Triple the amount of volunteers and a new electronic self check-in process helped ease this year’s move-in, which occurred the day after a tropical depression hit D.C.
“It takes a Herculean effort to move everyone into GW in one day, and this was an overly successful move-in,” said Seth Weinshel, director of housing and occupancy management. “There were very few lines anywhere, and even the weather let up.”
About 6,500 students were moved into their University housing assignments by late Saturday evening with about 600 students not yet checked in, Weinshel said.
“Move-in went really smoothly considering the number of people, the number of elevators and the crowded stairs,” said freshman Leah Goldberger, who moved into Thurston Hall. “I expected it to be more stressful and hectic, and it was fine.”
She added that “the parking situation was very well-organized and there were really no lines.”
Parent Barbara Waringer also felt that move-in went much better than she had anticipated.
“I was expecting absolute chaos, and everything was much more organized than I thought,” Waringer said. “Even check-in was quick, fast and very convenient.”
This was the first year the University offered an online self check-in feature that students could access and complete before arriving to campus. Self check-in – a process similar to that used by the airline industry – is the first of many features made available by a new software program used by GW Housing Programs.
“In addition to minimizing check-in lines, the new software eliminates the need for data entry and infinitely speeds up the time needed to pull numbers and statistics,” Weinshel said.
“Self check-in was extremely popular,” Weinshel added. “We sent out an initial e-mail alerting students of the feature on Friday, August 25, and in just an hour 100 students had already checked in. By the following Monday, more than 1,000 students had utilized self check-in.”
Another factor that led to such an unexpectedly smooth move-in day was the size of this year’s move-in volunteer staff.
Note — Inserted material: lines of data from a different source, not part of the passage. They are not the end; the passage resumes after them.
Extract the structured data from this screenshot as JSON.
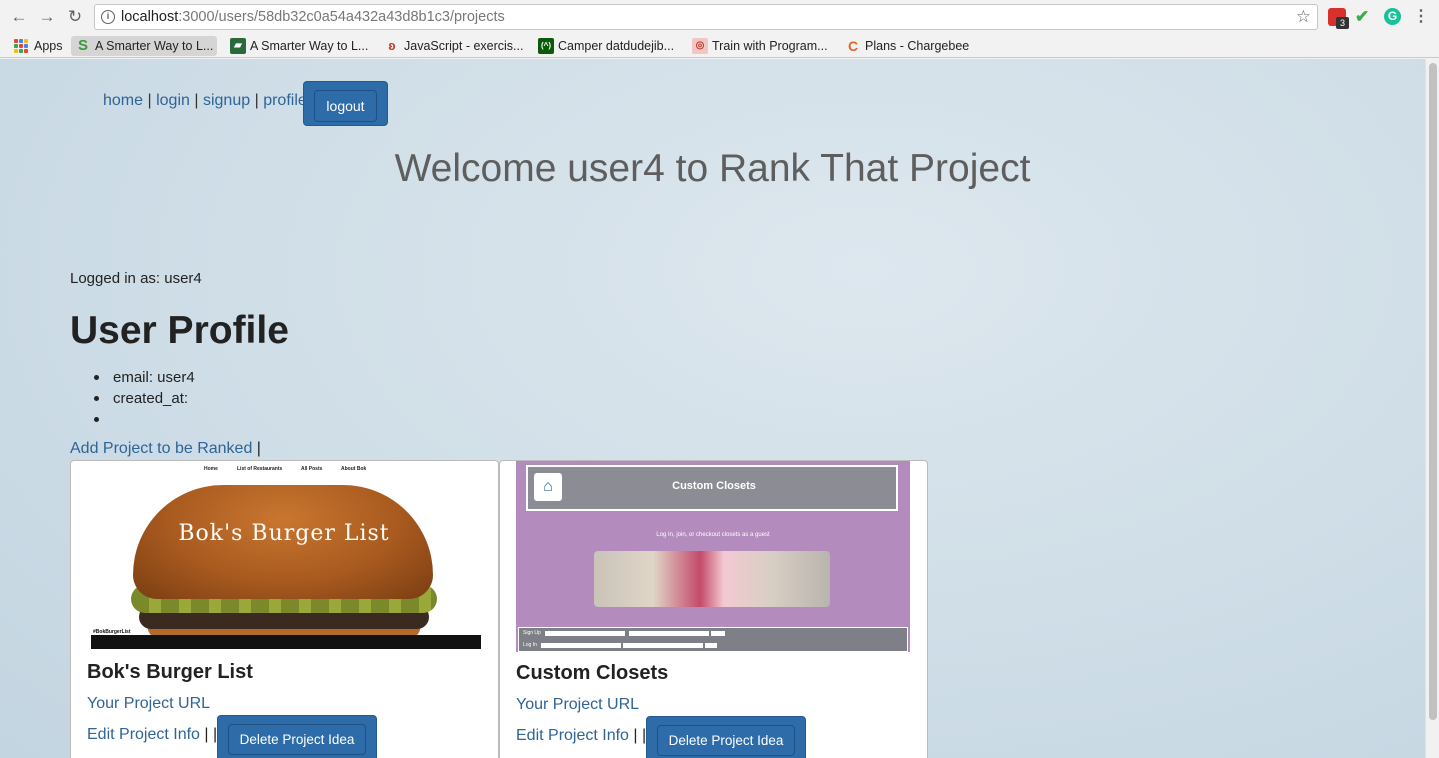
{
  "browser": {
    "url_host": "localhost",
    "url_path": ":3000/users/58db32c0a54a432a43d8b1c3/projects",
    "extension_badge": "3",
    "bookmarks": [
      {
        "label": "Apps"
      },
      {
        "label": "A Smarter Way to L..."
      },
      {
        "label": "A Smarter Way to L..."
      },
      {
        "label": "JavaScript - exercis..."
      },
      {
        "label": "Camper datdudejib..."
      },
      {
        "label": "Train with Program..."
      },
      {
        "label": "Plans - Chargebee"
      }
    ]
  },
  "nav": {
    "home": "home",
    "login": "login",
    "signup": "signup",
    "profile": "profile",
    "separator": "|",
    "logout": "logout"
  },
  "welcome": "Welcome user4 to Rank That Project",
  "logged_in": "Logged in as: user4",
  "profile": {
    "title": "User Profile",
    "items": [
      "email: user4",
      "created_at:",
      ""
    ]
  },
  "add_project": "Add Project to be Ranked",
  "add_project_sep": "|",
  "projects": [
    {
      "title": "Bok's Burger List",
      "url_label": "Your Project URL",
      "edit_label": "Edit Project Info",
      "separators": "| |",
      "delete_label": "Delete Project Idea",
      "thumb": {
        "nav": [
          "Home",
          "List of Restaurants",
          "All Posts",
          "About Bok"
        ],
        "banner": "Bok's Burger List",
        "hashtag": "#BokBurgerList"
      }
    },
    {
      "title": "Custom Closets",
      "url_label": "Your Project URL",
      "edit_label": "Edit Project Info",
      "separators": "| |",
      "delete_label": "Delete Project Idea",
      "thumb": {
        "header": "Custom Closets",
        "tagline": "Log In, join, or checkout closets as a guest",
        "signup": "Sign Up",
        "login": "Log In"
      }
    }
  ],
  "colors": {
    "link": "#2f6496",
    "button": "#2d6ba9",
    "heading": "#5e5e5e"
  }
}
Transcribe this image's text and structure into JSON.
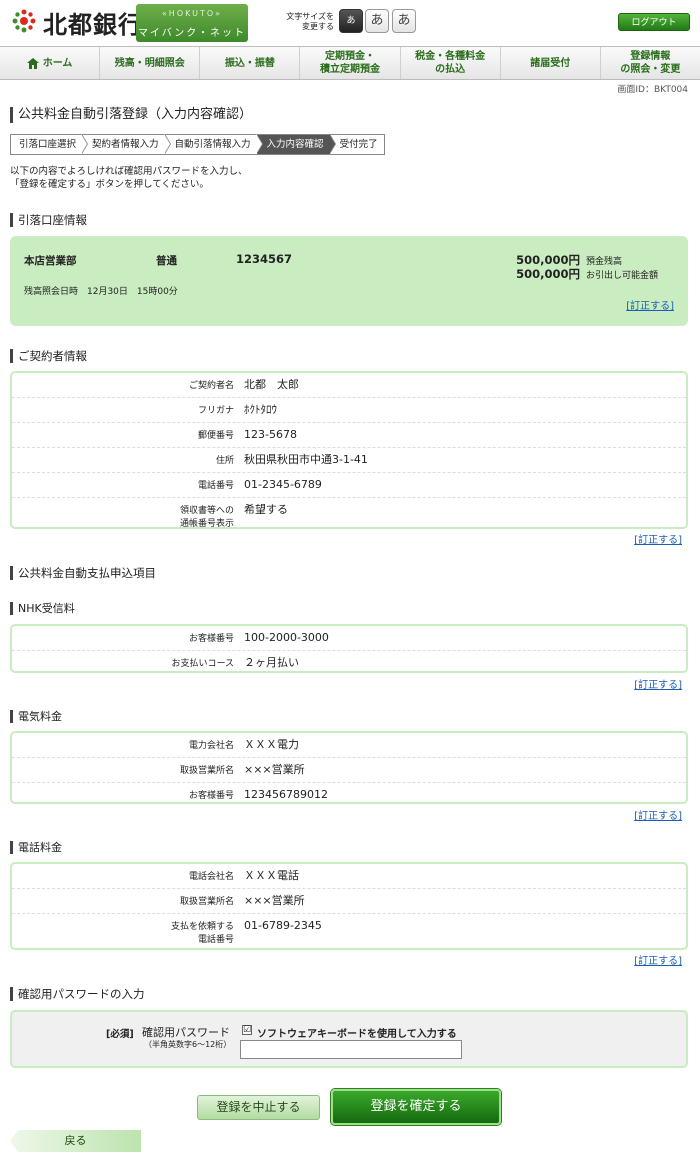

This year’s 300 volunteers not only offered students and parents directions and general information but also helped physically transport students’ belongings from the car to their rooms.
“Our volunteers really came through and helped make move-in as successful as it was,” Weinshel said.
Freshman Mehal Pandya was not able to find a cart to help bring her belongings up to her room on an upper floor of Thurston, so instead she utilized the help of the day’s move-in volunteers.
“Four volunteers helped me cart all of my stuff up the stairs when I was not able to find a cart,” Pandya said. “Move-in went really well because of them.”
Pandya added that all the volunteers knew what was going on and could give her answers about any aspects of move-in that were confusing.
“No one seemed stressed out or irritated,” Pandya said.
Parent Pam Fortin said without the volunteers, move-in would have been awful and that she could not have imagined the day without their help.
“I’ve done dorm stuff before, and I was concerned about the number of floors and the number of people (in Thurston Hall),” Fortin said, “but with volunteers there to help carry heavy boxes up seven flights of stairs, everything went fine.”
Although move-in officially began Saturday after the brunt of the tropical weather had subsided, some students moved in during the inclement weather Friday. GW Housing Programs charged a $175-per-day fee for early move-in.
The Mount Vernon Campus lost electricity throughout the late afternoon and early evening Friday due to a fallen tree, said Matt Lindsay, assistant director of Media Relations. The Vern Express shuttle service was temporarily halted during the power outage, and many students waited out the blackout in the Marvin Center. n
-David Ceasar contributed to this report.